(Collected data)
┌──
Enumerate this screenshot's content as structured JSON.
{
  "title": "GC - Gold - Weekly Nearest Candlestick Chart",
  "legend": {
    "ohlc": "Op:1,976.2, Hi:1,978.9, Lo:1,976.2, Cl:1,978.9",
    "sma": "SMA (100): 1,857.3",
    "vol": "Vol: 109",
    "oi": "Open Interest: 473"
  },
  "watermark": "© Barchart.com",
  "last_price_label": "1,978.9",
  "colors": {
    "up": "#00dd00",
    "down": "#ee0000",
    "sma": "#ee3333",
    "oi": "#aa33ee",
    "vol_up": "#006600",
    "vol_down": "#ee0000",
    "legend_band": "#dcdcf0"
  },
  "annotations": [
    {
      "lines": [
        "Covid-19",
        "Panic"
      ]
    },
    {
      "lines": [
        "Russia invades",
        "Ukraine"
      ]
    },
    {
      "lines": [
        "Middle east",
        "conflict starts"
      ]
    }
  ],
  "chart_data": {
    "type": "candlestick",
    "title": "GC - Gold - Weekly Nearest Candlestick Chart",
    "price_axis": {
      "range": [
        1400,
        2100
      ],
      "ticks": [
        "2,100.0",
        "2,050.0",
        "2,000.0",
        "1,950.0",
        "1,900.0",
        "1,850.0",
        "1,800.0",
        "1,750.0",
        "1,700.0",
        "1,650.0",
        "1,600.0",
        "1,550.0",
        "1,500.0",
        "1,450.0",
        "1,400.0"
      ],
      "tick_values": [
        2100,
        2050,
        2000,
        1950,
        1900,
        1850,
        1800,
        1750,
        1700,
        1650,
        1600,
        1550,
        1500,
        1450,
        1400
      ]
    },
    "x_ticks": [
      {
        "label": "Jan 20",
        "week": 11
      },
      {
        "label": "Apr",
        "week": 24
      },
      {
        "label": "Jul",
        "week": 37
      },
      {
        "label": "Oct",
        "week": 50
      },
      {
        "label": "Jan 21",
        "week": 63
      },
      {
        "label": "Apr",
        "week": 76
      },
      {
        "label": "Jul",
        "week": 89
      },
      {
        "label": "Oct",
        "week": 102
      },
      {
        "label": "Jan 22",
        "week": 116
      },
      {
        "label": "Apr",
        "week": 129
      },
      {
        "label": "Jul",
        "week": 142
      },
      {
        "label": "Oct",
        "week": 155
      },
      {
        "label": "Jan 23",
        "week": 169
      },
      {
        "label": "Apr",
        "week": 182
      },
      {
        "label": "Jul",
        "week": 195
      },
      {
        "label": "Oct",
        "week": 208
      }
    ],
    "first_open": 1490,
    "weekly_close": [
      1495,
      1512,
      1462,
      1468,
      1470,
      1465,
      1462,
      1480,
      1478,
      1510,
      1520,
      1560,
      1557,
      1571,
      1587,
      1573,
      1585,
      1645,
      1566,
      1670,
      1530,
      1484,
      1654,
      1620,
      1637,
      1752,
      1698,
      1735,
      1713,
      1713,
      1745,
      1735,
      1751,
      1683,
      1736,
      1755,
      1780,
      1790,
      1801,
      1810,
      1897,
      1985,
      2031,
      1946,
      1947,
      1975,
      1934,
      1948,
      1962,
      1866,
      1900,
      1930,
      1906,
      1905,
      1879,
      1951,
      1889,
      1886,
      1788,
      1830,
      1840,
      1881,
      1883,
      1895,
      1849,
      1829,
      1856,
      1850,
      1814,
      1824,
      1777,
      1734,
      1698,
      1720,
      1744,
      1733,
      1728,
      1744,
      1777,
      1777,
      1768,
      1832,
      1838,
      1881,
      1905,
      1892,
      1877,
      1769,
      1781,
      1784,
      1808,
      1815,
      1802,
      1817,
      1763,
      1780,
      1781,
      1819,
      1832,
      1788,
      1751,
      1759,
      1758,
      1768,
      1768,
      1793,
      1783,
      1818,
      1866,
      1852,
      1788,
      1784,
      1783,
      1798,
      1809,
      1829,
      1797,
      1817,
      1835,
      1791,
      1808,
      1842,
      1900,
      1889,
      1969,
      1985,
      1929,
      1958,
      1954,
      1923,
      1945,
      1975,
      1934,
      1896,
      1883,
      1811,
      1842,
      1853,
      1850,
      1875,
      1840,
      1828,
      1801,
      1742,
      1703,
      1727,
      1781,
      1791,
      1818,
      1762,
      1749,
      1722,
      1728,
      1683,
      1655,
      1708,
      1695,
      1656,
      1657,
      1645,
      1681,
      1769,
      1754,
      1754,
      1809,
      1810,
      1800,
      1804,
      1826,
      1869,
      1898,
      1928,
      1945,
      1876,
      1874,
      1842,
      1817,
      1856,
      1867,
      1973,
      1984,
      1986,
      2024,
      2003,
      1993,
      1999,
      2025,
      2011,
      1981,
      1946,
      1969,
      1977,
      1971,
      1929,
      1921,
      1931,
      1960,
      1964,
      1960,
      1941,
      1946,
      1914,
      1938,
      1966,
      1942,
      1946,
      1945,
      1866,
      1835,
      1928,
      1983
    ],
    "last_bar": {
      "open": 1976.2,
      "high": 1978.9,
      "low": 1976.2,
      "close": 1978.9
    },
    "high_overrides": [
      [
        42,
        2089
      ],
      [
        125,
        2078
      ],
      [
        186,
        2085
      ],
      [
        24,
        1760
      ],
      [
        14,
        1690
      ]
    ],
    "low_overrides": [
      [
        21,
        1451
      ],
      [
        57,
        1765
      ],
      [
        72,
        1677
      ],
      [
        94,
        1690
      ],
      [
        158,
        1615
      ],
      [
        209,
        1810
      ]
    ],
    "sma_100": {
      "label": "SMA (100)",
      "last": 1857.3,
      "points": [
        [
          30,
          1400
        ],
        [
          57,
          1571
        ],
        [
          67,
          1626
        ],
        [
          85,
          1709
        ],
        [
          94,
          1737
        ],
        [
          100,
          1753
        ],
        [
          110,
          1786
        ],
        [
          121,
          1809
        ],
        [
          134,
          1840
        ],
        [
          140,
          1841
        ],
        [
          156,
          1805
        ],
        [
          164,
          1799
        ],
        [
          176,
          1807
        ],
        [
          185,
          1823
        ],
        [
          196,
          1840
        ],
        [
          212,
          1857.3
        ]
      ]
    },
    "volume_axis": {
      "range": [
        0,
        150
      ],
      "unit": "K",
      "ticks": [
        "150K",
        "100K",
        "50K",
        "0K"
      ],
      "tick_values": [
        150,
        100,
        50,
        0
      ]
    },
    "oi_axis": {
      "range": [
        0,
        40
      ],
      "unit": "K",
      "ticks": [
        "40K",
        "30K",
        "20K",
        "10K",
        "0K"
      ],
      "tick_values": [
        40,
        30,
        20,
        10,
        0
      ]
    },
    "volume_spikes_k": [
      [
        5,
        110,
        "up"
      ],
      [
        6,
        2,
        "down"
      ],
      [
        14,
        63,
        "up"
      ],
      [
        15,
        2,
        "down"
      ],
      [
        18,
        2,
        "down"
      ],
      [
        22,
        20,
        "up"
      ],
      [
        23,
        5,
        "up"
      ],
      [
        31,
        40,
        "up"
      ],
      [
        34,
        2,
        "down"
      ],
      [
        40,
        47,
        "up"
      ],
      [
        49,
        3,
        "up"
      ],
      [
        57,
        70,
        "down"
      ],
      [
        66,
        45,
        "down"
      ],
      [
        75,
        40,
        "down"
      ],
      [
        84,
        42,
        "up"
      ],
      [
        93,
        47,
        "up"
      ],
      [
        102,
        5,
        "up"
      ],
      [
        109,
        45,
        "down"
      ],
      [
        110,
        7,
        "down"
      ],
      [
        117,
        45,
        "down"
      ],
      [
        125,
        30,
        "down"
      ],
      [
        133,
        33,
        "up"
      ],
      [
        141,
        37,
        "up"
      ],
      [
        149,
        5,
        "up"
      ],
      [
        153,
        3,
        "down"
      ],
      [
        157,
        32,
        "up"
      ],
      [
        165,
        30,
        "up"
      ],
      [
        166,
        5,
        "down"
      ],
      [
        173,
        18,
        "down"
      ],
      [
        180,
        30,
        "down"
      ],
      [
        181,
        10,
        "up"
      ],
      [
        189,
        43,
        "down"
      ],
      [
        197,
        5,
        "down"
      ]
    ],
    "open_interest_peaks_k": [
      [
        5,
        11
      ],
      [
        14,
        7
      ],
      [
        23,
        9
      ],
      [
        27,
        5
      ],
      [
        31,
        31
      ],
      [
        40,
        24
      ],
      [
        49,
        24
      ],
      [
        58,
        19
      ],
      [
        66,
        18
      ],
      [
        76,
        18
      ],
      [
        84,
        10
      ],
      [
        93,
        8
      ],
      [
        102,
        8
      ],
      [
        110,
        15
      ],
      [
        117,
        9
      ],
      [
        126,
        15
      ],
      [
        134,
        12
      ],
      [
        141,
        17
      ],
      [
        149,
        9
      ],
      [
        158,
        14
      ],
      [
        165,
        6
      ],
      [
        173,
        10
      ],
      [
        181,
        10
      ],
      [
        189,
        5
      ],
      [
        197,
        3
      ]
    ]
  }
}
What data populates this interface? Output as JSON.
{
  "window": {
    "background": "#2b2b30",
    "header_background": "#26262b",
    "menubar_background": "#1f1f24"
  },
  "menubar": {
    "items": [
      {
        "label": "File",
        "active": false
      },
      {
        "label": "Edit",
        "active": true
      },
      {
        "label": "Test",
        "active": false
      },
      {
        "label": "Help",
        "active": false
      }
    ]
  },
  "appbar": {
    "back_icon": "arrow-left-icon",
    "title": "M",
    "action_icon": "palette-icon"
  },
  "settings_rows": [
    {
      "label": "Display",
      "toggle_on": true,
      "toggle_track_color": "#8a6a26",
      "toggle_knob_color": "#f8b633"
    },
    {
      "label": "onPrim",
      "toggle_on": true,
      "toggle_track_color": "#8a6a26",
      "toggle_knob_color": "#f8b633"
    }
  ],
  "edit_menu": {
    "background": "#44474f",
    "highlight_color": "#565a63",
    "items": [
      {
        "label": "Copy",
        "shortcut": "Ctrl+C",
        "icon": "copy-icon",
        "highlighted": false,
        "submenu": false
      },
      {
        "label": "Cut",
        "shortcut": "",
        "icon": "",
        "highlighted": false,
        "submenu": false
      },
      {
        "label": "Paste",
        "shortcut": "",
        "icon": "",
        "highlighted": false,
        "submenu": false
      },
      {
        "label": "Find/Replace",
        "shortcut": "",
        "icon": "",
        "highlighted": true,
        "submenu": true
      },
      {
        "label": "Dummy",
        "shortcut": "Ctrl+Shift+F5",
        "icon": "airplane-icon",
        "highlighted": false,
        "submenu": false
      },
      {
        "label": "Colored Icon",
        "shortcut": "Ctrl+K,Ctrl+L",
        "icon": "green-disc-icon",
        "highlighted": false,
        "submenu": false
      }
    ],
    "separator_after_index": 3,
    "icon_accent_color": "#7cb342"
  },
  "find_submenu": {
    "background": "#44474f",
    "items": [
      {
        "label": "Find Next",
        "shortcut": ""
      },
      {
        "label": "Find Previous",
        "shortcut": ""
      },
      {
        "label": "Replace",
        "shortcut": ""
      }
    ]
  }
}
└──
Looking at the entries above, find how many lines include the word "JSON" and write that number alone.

▶ [Solution]:
2